*** Opening PROVIDED RECORDS ***
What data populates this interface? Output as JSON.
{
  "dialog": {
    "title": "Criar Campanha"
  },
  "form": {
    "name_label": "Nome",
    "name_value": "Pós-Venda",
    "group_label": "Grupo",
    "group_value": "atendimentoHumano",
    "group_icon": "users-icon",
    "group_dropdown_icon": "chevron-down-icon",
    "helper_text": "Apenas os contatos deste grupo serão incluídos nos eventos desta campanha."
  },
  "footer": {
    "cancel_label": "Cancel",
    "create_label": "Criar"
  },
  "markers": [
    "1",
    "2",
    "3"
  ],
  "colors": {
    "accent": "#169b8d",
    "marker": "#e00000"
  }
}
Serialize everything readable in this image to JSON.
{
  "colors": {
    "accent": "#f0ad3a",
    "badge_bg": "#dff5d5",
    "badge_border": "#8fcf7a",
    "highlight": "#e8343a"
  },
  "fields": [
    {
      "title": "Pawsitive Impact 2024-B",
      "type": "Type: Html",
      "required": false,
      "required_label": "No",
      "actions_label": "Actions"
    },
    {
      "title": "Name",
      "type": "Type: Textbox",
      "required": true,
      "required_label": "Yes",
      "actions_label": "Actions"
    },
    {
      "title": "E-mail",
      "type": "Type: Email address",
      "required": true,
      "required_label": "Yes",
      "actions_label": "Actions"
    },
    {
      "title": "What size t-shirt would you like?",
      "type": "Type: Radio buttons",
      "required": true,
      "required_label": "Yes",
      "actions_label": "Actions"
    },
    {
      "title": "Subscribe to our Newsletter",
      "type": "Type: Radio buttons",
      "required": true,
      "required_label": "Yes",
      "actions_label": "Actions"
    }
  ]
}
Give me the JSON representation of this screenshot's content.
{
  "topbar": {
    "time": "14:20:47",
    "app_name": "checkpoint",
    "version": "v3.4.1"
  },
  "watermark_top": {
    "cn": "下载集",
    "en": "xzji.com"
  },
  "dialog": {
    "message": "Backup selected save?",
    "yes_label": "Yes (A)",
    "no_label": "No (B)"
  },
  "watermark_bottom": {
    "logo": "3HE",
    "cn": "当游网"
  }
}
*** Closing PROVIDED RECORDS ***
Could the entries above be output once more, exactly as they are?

*EXERCISE ANSWER:*
What data populates this interface? Output as JSON.
{
  "dialog": {
    "title": "Criar Campanha"
  },
  "form": {
    "name_label": "Nome",
    "name_value": "Pós-Venda",
    "group_label": "Grupo",
    "group_value": "atendimentoHumano",
    "group_icon": "users-icon",
    "group_dropdown_icon": "chevron-down-icon",
    "helper_text": "Apenas os contatos deste grupo serão incluídos nos eventos desta campanha."
  },
  "footer": {
    "cancel_label": "Cancel",
    "create_label": "Criar"
  },
  "markers": [
    "1",
    "2",
    "3"
  ],
  "colors": {
    "accent": "#169b8d",
    "marker": "#e00000"
  }
}
Serialize everything readable in this image to JSON.
{
  "colors": {
    "accent": "#f0ad3a",
    "badge_bg": "#dff5d5",
    "badge_border": "#8fcf7a",
    "highlight": "#e8343a"
  },
  "fields": [
    {
      "title": "Pawsitive Impact 2024-B",
      "type": "Type: Html",
      "required": false,
      "required_label": "No",
      "actions_label": "Actions"
    },
    {
      "title": "Name",
      "type": "Type: Textbox",
      "required": true,
      "required_label": "Yes",
      "actions_label": "Actions"
    },
    {
      "title": "E-mail",
      "type": "Type: Email address",
      "required": true,
      "required_label": "Yes",
      "actions_label": "Actions"
    },
    {
      "title": "What size t-shirt would you like?",
      "type": "Type: Radio buttons",
      "required": true,
      "required_label": "Yes",
      "actions_label": "Actions"
    },
    {
      "title": "Subscribe to our Newsletter",
      "type": "Type: Radio buttons",
      "required": true,
      "required_label": "Yes",
      "actions_label": "Actions"
    }
  ]
}
Give me the JSON representation of this screenshot's content.
{
  "topbar": {
    "time": "14:20:47",
    "app_name": "checkpoint",
    "version": "v3.4.1"
  },
  "watermark_top": {
    "cn": "下载集",
    "en": "xzji.com"
  },
  "dialog": {
    "message": "Backup selected save?",
    "yes_label": "Yes (A)",
    "no_label": "No (B)"
  },
  "watermark_bottom": {
    "logo": "3HE",
    "cn": "当游网"
  }
}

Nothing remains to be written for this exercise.